SUPPLIED INFORMATION =>
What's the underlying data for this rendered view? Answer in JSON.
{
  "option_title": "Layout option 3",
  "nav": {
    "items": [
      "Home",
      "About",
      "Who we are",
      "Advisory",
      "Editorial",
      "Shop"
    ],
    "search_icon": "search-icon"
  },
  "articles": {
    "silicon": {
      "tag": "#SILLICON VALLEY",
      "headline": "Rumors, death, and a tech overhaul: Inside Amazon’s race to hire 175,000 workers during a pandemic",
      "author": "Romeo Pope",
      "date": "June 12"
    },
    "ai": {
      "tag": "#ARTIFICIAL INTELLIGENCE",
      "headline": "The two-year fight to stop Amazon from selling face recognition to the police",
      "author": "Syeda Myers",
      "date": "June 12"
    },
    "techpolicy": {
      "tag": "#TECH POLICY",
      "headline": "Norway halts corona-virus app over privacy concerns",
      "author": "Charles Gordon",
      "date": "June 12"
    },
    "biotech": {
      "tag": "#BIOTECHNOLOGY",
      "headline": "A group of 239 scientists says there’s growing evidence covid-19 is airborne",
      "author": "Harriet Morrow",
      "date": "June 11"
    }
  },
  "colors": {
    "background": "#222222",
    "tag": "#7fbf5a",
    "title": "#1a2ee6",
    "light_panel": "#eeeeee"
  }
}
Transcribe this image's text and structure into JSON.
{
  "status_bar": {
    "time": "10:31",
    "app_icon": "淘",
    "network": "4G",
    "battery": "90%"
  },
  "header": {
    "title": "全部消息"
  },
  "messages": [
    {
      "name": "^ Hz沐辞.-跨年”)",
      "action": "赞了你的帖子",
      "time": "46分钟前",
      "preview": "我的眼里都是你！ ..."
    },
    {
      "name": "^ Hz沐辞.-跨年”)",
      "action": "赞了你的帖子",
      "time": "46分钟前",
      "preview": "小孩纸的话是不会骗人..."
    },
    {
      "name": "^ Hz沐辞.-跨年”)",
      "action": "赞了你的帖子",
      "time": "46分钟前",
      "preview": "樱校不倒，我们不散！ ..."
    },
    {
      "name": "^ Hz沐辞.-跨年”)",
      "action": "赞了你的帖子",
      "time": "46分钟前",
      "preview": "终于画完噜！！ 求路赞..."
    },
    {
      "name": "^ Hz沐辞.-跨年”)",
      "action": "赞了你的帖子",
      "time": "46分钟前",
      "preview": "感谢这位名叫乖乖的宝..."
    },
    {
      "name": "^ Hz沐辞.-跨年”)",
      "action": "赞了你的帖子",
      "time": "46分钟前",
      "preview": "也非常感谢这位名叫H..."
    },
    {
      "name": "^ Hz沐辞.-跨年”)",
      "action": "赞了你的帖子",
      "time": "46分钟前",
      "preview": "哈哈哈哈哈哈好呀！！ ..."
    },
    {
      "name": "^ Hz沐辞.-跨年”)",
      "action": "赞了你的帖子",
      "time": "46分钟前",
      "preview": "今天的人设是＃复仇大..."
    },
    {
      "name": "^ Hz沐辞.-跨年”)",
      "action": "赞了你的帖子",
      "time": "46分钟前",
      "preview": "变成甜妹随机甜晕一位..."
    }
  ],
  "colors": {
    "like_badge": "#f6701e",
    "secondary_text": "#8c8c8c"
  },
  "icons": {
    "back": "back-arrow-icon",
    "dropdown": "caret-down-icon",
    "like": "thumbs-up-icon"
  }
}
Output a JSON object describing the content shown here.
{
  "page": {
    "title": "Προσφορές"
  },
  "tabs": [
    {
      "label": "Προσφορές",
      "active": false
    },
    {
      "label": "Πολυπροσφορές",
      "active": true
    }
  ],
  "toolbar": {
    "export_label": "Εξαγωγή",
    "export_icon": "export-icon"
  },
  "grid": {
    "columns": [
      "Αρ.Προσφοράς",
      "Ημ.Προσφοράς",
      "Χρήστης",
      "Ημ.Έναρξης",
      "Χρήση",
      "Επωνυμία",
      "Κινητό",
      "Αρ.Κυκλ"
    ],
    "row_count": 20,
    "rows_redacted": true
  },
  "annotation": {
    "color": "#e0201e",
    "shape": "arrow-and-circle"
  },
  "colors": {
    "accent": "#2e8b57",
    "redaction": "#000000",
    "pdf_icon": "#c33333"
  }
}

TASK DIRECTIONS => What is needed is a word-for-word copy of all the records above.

REPLY TO THE TASK =>
What's the underlying data for this rendered view? Answer in JSON.
{
  "option_title": "Layout option 3",
  "nav": {
    "items": [
      "Home",
      "About",
      "Who we are",
      "Advisory",
      "Editorial",
      "Shop"
    ],
    "search_icon": "search-icon"
  },
  "articles": {
    "silicon": {
      "tag": "#SILLICON VALLEY",
      "headline": "Rumors, death, and a tech overhaul: Inside Amazon’s race to hire 175,000 workers during a pandemic",
      "author": "Romeo Pope",
      "date": "June 12"
    },
    "ai": {
      "tag": "#ARTIFICIAL INTELLIGENCE",
      "headline": "The two-year fight to stop Amazon from selling face recognition to the police",
      "author": "Syeda Myers",
      "date": "June 12"
    },
    "techpolicy": {
      "tag": "#TECH POLICY",
      "headline": "Norway halts corona-virus app over privacy concerns",
      "author": "Charles Gordon",
      "date": "June 12"
    },
    "biotech": {
      "tag": "#BIOTECHNOLOGY",
      "headline": "A group of 239 scientists says there’s growing evidence covid-19 is airborne",
      "author": "Harriet Morrow",
      "date": "June 11"
    }
  },
  "colors": {
    "background": "#222222",
    "tag": "#7fbf5a",
    "title": "#1a2ee6",
    "light_panel": "#eeeeee"
  }
}
Transcribe this image's text and structure into JSON.
{
  "status_bar": {
    "time": "10:31",
    "app_icon": "淘",
    "network": "4G",
    "battery": "90%"
  },
  "header": {
    "title": "全部消息"
  },
  "messages": [
    {
      "name": "^ Hz沐辞.-跨年”)",
      "action": "赞了你的帖子",
      "time": "46分钟前",
      "preview": "我的眼里都是你！ ..."
    },
    {
      "name": "^ Hz沐辞.-跨年”)",
      "action": "赞了你的帖子",
      "time": "46分钟前",
      "preview": "小孩纸的话是不会骗人..."
    },
    {
      "name": "^ Hz沐辞.-跨年”)",
      "action": "赞了你的帖子",
      "time": "46分钟前",
      "preview": "樱校不倒，我们不散！ ..."
    },
    {
      "name": "^ Hz沐辞.-跨年”)",
      "action": "赞了你的帖子",
      "time": "46分钟前",
      "preview": "终于画完噜！！ 求路赞..."
    },
    {
      "name": "^ Hz沐辞.-跨年”)",
      "action": "赞了你的帖子",
      "time": "46分钟前",
      "preview": "感谢这位名叫乖乖的宝..."
    },
    {
      "name": "^ Hz沐辞.-跨年”)",
      "action": "赞了你的帖子",
      "time": "46分钟前",
      "preview": "也非常感谢这位名叫H..."
    },
    {
      "name": "^ Hz沐辞.-跨年”)",
      "action": "赞了你的帖子",
      "time": "46分钟前",
      "preview": "哈哈哈哈哈哈好呀！！ ..."
    },
    {
      "name": "^ Hz沐辞.-跨年”)",
      "action": "赞了你的帖子",
      "time": "46分钟前",
      "preview": "今天的人设是＃复仇大..."
    },
    {
      "name": "^ Hz沐辞.-跨年”)",
      "action": "赞了你的帖子",
      "time": "46分钟前",
      "preview": "变成甜妹随机甜晕一位..."
    }
  ],
  "colors": {
    "like_badge": "#f6701e",
    "secondary_text": "#8c8c8c"
  },
  "icons": {
    "back": "back-arrow-icon",
    "dropdown": "caret-down-icon",
    "like": "thumbs-up-icon"
  }
}
Output a JSON object describing the content shown here.
{
  "page": {
    "title": "Προσφορές"
  },
  "tabs": [
    {
      "label": "Προσφορές",
      "active": false
    },
    {
      "label": "Πολυπροσφορές",
      "active": true
    }
  ],
  "toolbar": {
    "export_label": "Εξαγωγή",
    "export_icon": "export-icon"
  },
  "grid": {
    "columns": [
      "Αρ.Προσφοράς",
      "Ημ.Προσφοράς",
      "Χρήστης",
      "Ημ.Έναρξης",
      "Χρήση",
      "Επωνυμία",
      "Κινητό",
      "Αρ.Κυκλ"
    ],
    "row_count": 20,
    "rows_redacted": true
  },
  "annotation": {
    "color": "#e0201e",
    "shape": "arrow-and-circle"
  },
  "colors": {
    "accent": "#2e8b57",
    "redaction": "#000000",
    "pdf_icon": "#c33333"
  }
}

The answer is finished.